How to complete this task
When you copy the material, keep each line exactly as it appears.

Given records
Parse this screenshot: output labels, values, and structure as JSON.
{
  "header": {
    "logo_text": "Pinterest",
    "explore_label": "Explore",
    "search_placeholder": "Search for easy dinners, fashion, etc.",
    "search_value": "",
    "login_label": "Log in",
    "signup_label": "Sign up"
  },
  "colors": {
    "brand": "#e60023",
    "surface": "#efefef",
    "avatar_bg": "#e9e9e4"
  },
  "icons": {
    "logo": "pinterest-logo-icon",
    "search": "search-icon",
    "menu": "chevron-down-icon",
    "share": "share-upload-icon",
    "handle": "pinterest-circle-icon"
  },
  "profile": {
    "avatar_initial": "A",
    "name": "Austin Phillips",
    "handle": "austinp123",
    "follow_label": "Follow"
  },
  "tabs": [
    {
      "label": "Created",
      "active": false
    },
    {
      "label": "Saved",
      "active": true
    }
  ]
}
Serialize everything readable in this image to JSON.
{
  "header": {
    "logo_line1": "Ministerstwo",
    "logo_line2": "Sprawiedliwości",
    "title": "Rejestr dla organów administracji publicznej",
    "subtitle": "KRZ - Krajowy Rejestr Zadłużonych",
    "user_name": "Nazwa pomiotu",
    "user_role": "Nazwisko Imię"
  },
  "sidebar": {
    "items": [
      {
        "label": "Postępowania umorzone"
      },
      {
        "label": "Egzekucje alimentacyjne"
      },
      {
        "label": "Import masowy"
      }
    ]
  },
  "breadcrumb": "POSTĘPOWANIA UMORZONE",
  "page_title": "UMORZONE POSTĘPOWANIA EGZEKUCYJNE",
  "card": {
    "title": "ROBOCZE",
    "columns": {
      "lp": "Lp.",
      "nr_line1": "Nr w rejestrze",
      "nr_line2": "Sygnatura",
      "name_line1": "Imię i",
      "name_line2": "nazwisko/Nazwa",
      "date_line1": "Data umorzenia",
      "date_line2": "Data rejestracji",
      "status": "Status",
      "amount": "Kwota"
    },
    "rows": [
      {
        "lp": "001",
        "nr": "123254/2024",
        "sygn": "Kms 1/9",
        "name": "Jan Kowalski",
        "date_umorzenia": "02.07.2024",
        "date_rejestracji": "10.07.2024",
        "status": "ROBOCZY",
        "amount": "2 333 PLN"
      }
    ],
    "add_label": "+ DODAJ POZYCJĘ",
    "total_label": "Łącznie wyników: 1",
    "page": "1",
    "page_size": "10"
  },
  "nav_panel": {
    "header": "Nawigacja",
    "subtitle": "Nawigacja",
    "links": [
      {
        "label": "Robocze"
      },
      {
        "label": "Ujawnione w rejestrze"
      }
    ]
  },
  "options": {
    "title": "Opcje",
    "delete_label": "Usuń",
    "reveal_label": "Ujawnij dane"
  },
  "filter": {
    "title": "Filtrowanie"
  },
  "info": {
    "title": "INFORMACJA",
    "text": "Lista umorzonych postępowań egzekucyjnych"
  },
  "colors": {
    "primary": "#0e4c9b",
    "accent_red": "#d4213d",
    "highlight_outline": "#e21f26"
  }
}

Solution
Parse this screenshot: output labels, values, and structure as JSON.
{
  "header": {
    "logo_text": "Pinterest",
    "explore_label": "Explore",
    "search_placeholder": "Search for easy dinners, fashion, etc.",
    "search_value": "",
    "login_label": "Log in",
    "signup_label": "Sign up"
  },
  "colors": {
    "brand": "#e60023",
    "surface": "#efefef",
    "avatar_bg": "#e9e9e4"
  },
  "icons": {
    "logo": "pinterest-logo-icon",
    "search": "search-icon",
    "menu": "chevron-down-icon",
    "share": "share-upload-icon",
    "handle": "pinterest-circle-icon"
  },
  "profile": {
    "avatar_initial": "A",
    "name": "Austin Phillips",
    "handle": "austinp123",
    "follow_label": "Follow"
  },
  "tabs": [
    {
      "label": "Created",
      "active": false
    },
    {
      "label": "Saved",
      "active": true
    }
  ]
}
Serialize everything readable in this image to JSON.
{
  "header": {
    "logo_line1": "Ministerstwo",
    "logo_line2": "Sprawiedliwości",
    "title": "Rejestr dla organów administracji publicznej",
    "subtitle": "KRZ - Krajowy Rejestr Zadłużonych",
    "user_name": "Nazwa pomiotu",
    "user_role": "Nazwisko Imię"
  },
  "sidebar": {
    "items": [
      {
        "label": "Postępowania umorzone"
      },
      {
        "label": "Egzekucje alimentacyjne"
      },
      {
        "label": "Import masowy"
      }
    ]
  },
  "breadcrumb": "POSTĘPOWANIA UMORZONE",
  "page_title": "UMORZONE POSTĘPOWANIA EGZEKUCYJNE",
  "card": {
    "title": "ROBOCZE",
    "columns": {
      "lp": "Lp.",
      "nr_line1": "Nr w rejestrze",
      "nr_line2": "Sygnatura",
      "name_line1": "Imię i",
      "name_line2": "nazwisko/Nazwa",
      "date_line1": "Data umorzenia",
      "date_line2": "Data rejestracji",
      "status": "Status",
      "amount": "Kwota"
    },
    "rows": [
      {
        "lp": "001",
        "nr": "123254/2024",
        "sygn": "Kms 1/9",
        "name": "Jan Kowalski",
        "date_umorzenia": "02.07.2024",
        "date_rejestracji": "10.07.2024",
        "status": "ROBOCZY",
        "amount": "2 333 PLN"
      }
    ],
    "add_label": "+ DODAJ POZYCJĘ",
    "total_label": "Łącznie wyników: 1",
    "page": "1",
    "page_size": "10"
  },
  "nav_panel": {
    "header": "Nawigacja",
    "subtitle": "Nawigacja",
    "links": [
      {
        "label": "Robocze"
      },
      {
        "label": "Ujawnione w rejestrze"
      }
    ]
  },
  "options": {
    "title": "Opcje",
    "delete_label": "Usuń",
    "reveal_label": "Ujawnij dane"
  },
  "filter": {
    "title": "Filtrowanie"
  },
  "info": {
    "title": "INFORMACJA",
    "text": "Lista umorzonych postępowań egzekucyjnych"
  },
  "colors": {
    "primary": "#0e4c9b",
    "accent_red": "#d4213d",
    "highlight_outline": "#e21f26"
  }
}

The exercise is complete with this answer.